A walk along London’s Strand gives one a glimpse into banks, offices, hotels and shops. Nestled, literally, among these is the unassuming shop of Twinings tea. What the building lacks in size, it makes up for in richness of history, of character and of product.
Flanked on either side by multi-level buildings, 216 Strand welcomes shoppers and visitors through a threshold bordered with slim white columns. Below, a tile mosaic of pale blues, rose, beige and brown spells out Twinings, while above, a golden lion and two figures adorn the top of the entranceway. The oldest tea shop in London, the flagship store has been in this, its original location, for over 300 years.
Evidence of the business’ history is packed along the walls of the narrow shop in the form of family portraits, photographs and informational plaques. Perhaps most significant is that it’s believed to be “the oldest company to have traded continuously on the same site with the same family since its foundation,” according to information on one of the plaques.
Thomas Twining, who lived from 1675 to 1741, founded the House of Twining in 1706 after he purchased Tom’s Coffee House, located at the rear of the current site. Twining is said to have introduced tea then and later, in 1717, opened the Golden Lyon, where he sold tea and coffee. Thomas’ son, Daniel, took over the business in 1741, and when he passed away in 1762, his wife, Mary, continued to run the shop. Richard, their son, assumed control in 1771 and is credited with building the doorway in 1787. Richard II followed his father. Fast forward to today, and we learn Associated British Foods now owns the brand. Tenth generation Stephen Twining, though, is still associated with the tea in the form of public relations.
Since 1837, under the rule of Queen Victoria, Twinings has been the official supplier of tea to the British Monarch. And throughout the years, Twinings has created special blends in honor of special occasions, such as the 90th birthday of Queen Elizabeth II in 2016.
Alongside the celebration of history laced through the shop are endless shelves of teas from all around the world. Japan, Mexico, Ireland, Kenya. Classic black, green and English Breakfast rest among the fruit and herbal teas. Lemon, mango, orange, cranberry and raspberry to name a few. Earl Grey, named for Prime Minister Charles Grey, who was the Earl of Grey in the early 1800s, is also a popular choice.
Perhaps the neatest feature of the shop is the loose tea bar where customers can step up to the counter and sample freshly brewed teas as well as recipes using the products. Salted caramel green iced tea and lady Grey lime cooler were two we tried. Staff members sharing the recipes make a point to provide information about the teas and to answer questions.
I used to think, tea is tea. But tea, as we know, is of considerable importance in England. A pretty big deal. And Twinings tea is just about as big as it gets. Even though its home is in a tiny shop on London’s Strand.
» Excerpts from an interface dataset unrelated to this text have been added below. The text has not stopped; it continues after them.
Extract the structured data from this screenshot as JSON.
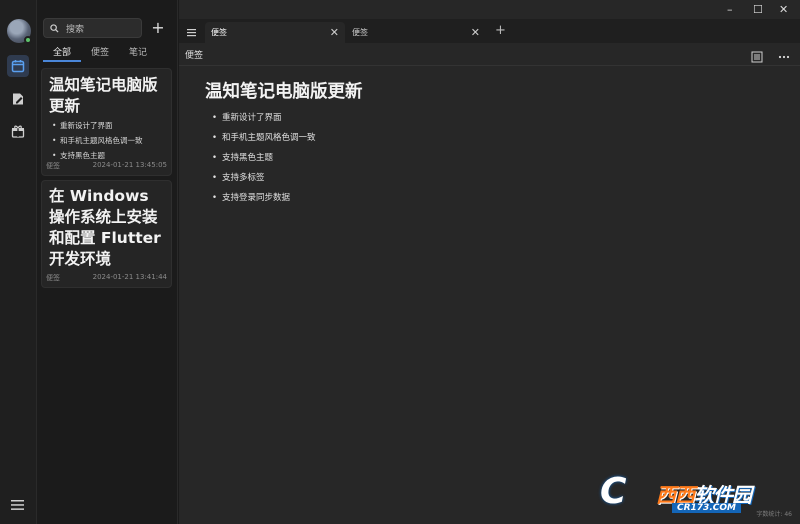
{
  "sidebar": {
    "search_placeholder": "搜索",
    "filters": [
      "全部",
      "便签",
      "笔记"
    ],
    "notes": [
      {
        "title": "温知笔记电脑版更新",
        "bullets": [
          "重新设计了界面",
          "和手机主题风格色调一致",
          "支持黑色主题"
        ],
        "type": "便签",
        "time": "2024-01-21 13:45:05"
      },
      {
        "title": "在 Windows 操作系统上安装和配置 Flutter 开发环境",
        "bullets": [],
        "type": "便签",
        "time": "2024-01-21 13:41:44"
      }
    ]
  },
  "tabs": [
    {
      "label": "便签",
      "active": true
    },
    {
      "label": "便签",
      "active": false
    }
  ],
  "window": {
    "minimize": "–",
    "maximize": "☐",
    "close": "✕"
  },
  "editor": {
    "breadcrumb": "便签",
    "title": "温知笔记电脑版更新",
    "bullets": [
      "重新设计了界面",
      "和手机主题风格色调一致",
      "支持黑色主题",
      "支持多标签",
      "支持登录同步数据"
    ],
    "word_count": "字数统计: 46"
  },
  "watermark": {
    "letter": "C",
    "brand1": "西西",
    "brand2": "软件园",
    "url": "CR173.COM"
  },
  "colors": {
    "accent": "#4a86d8",
    "background": "#272727"
  }
}
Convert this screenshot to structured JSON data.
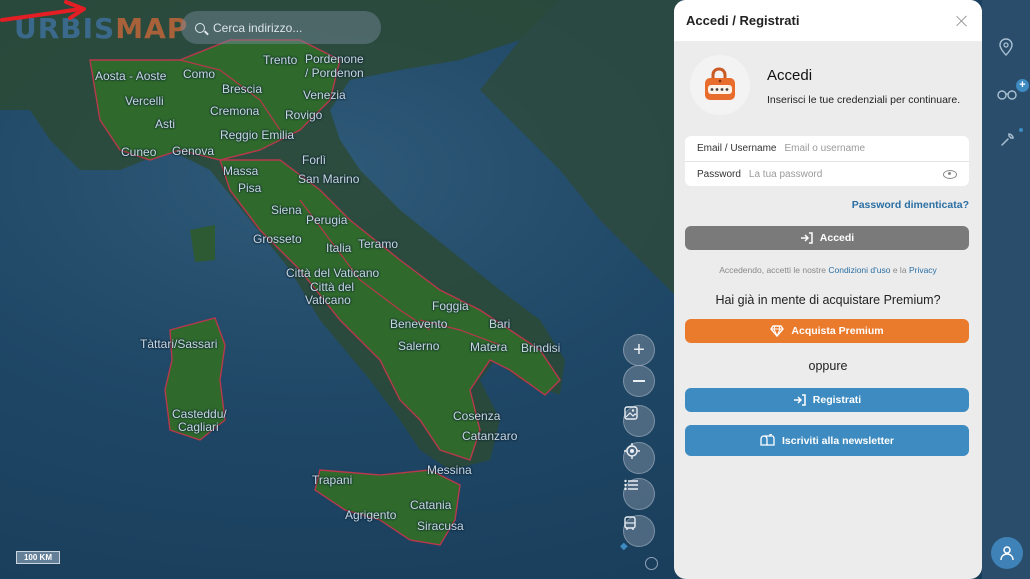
{
  "app": {
    "logo_prefix": "URBIS",
    "logo_suffix": "MAP"
  },
  "search": {
    "placeholder": "Cerca indirizzo..."
  },
  "map": {
    "scale_label": "100 KM",
    "cities": [
      "Aosta - Aoste",
      "Como",
      "Trento",
      "Pordenone",
      "/ Pordenon",
      "Brescia",
      "Vercelli",
      "Cremona",
      "Venezia",
      "Rovigo",
      "Asti",
      "Reggio Emilia",
      "Cuneo",
      "Genova",
      "Forlì",
      "Massa",
      "San Marino",
      "Pisa",
      "Siena",
      "Perugia",
      "Grosseto",
      "Italia",
      "Teramo",
      "Città del",
      "Città del Vaticano",
      "Vaticano",
      "Foggia",
      "Bari",
      "Tàttari/Sassari",
      "Benevento",
      "Salerno",
      "Matera",
      "Brindisi",
      "Casteddu/",
      "Cagliari",
      "Cosenza",
      "Catanzaro",
      "Messina",
      "Trapani",
      "Catania",
      "Agrigento",
      "Siracusa"
    ]
  },
  "panel": {
    "title": "Accedi / Registrati",
    "heading": "Accedi",
    "subheading": "Inserisci le tue credenziali per continuare.",
    "email_label": "Email / Username",
    "email_placeholder": "Email o username",
    "password_label": "Password",
    "password_placeholder": "La tua password",
    "forgot_link": "Password dimenticata?",
    "login_button": "Accedi",
    "terms_prefix": "Accedendo, accetti le nostre",
    "terms_link": "Condizioni d'uso",
    "terms_and": "e la",
    "privacy_link": "Privacy",
    "premium_question": "Hai già in mente di acquistare Premium?",
    "premium_button": "Acquista Premium",
    "or_text": "oppure",
    "register_button": "Registrati",
    "newsletter_button": "Iscriviti alla newsletter"
  },
  "colors": {
    "premium": "#ea7a2c",
    "primary": "#3d8bc0",
    "login_disabled": "#7a7a7a",
    "link": "#2b6fa3"
  }
}
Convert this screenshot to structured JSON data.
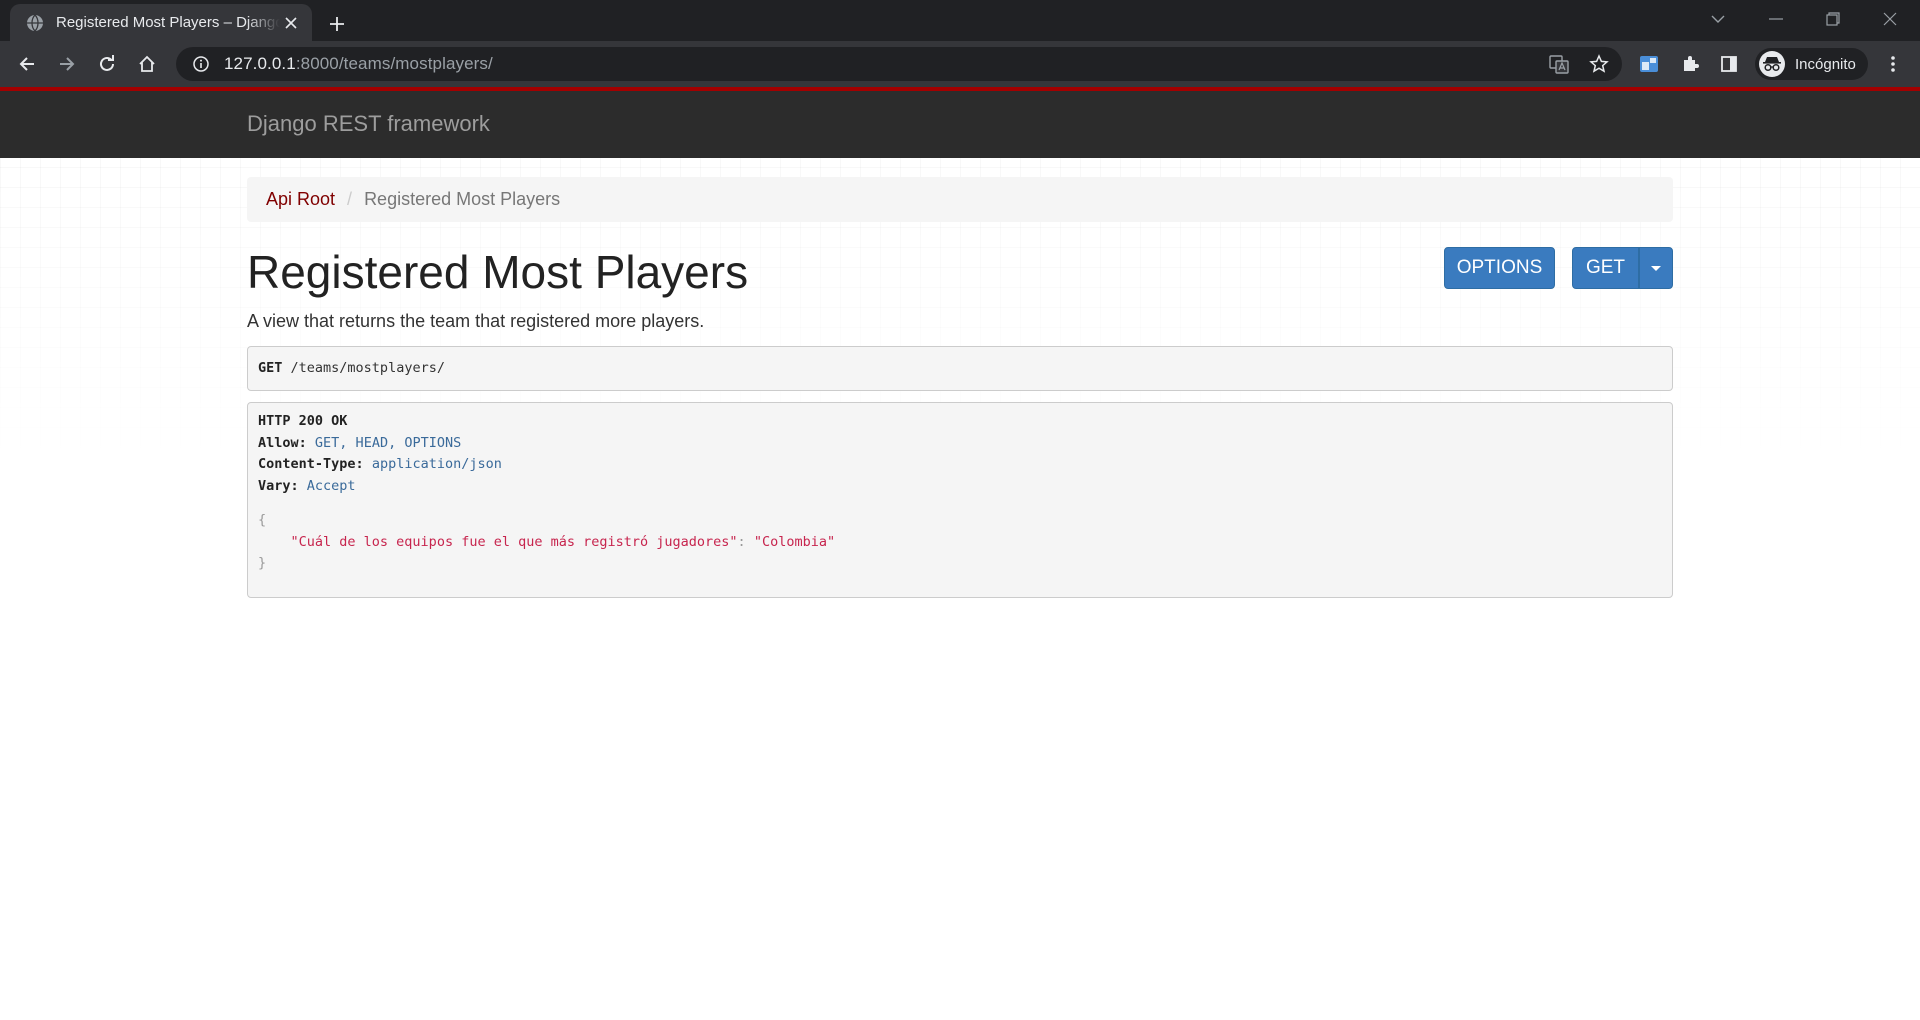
{
  "browser": {
    "tab_title": "Registered Most Players – Django REST framework",
    "url_host": "127.0.0.1",
    "url_rest": ":8000/teams/mostplayers/",
    "profile_label": "Incógnito"
  },
  "drf": {
    "brand": "Django REST framework",
    "breadcrumb": {
      "root": "Api Root",
      "separator": "/",
      "current": "Registered Most Players"
    },
    "title": "Registered Most Players",
    "buttons": {
      "options": "OPTIONS",
      "get": "GET"
    },
    "description": "A view that returns the team that registered more players.",
    "request": {
      "method": "GET",
      "path": "/teams/mostplayers/"
    },
    "response": {
      "status": "HTTP 200 OK",
      "headers": [
        {
          "name": "Allow:",
          "value": "GET, HEAD, OPTIONS"
        },
        {
          "name": "Content-Type:",
          "value": "application/json"
        },
        {
          "name": "Vary:",
          "value": "Accept"
        }
      ],
      "open_brace": "{",
      "body_key": "\"Cuál de los equipos fue el que más registró jugadores\"",
      "body_colon": ": ",
      "body_value": "\"Colombia\"",
      "close_brace": "}"
    }
  },
  "colors": {
    "navbar": "#2c2c2c",
    "navbar_accent": "#a30000",
    "link": "#800000",
    "button": "#3a7bbf",
    "json_string": "#c7254e"
  }
}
(Note: Marjorie Appelman is an English, communications and journalism teacher at Mason County High School and co-founder of the travel blog, Tales from the Trip, which is also on Twitter, Instagram and Facebook. She can be reached at [email protected].)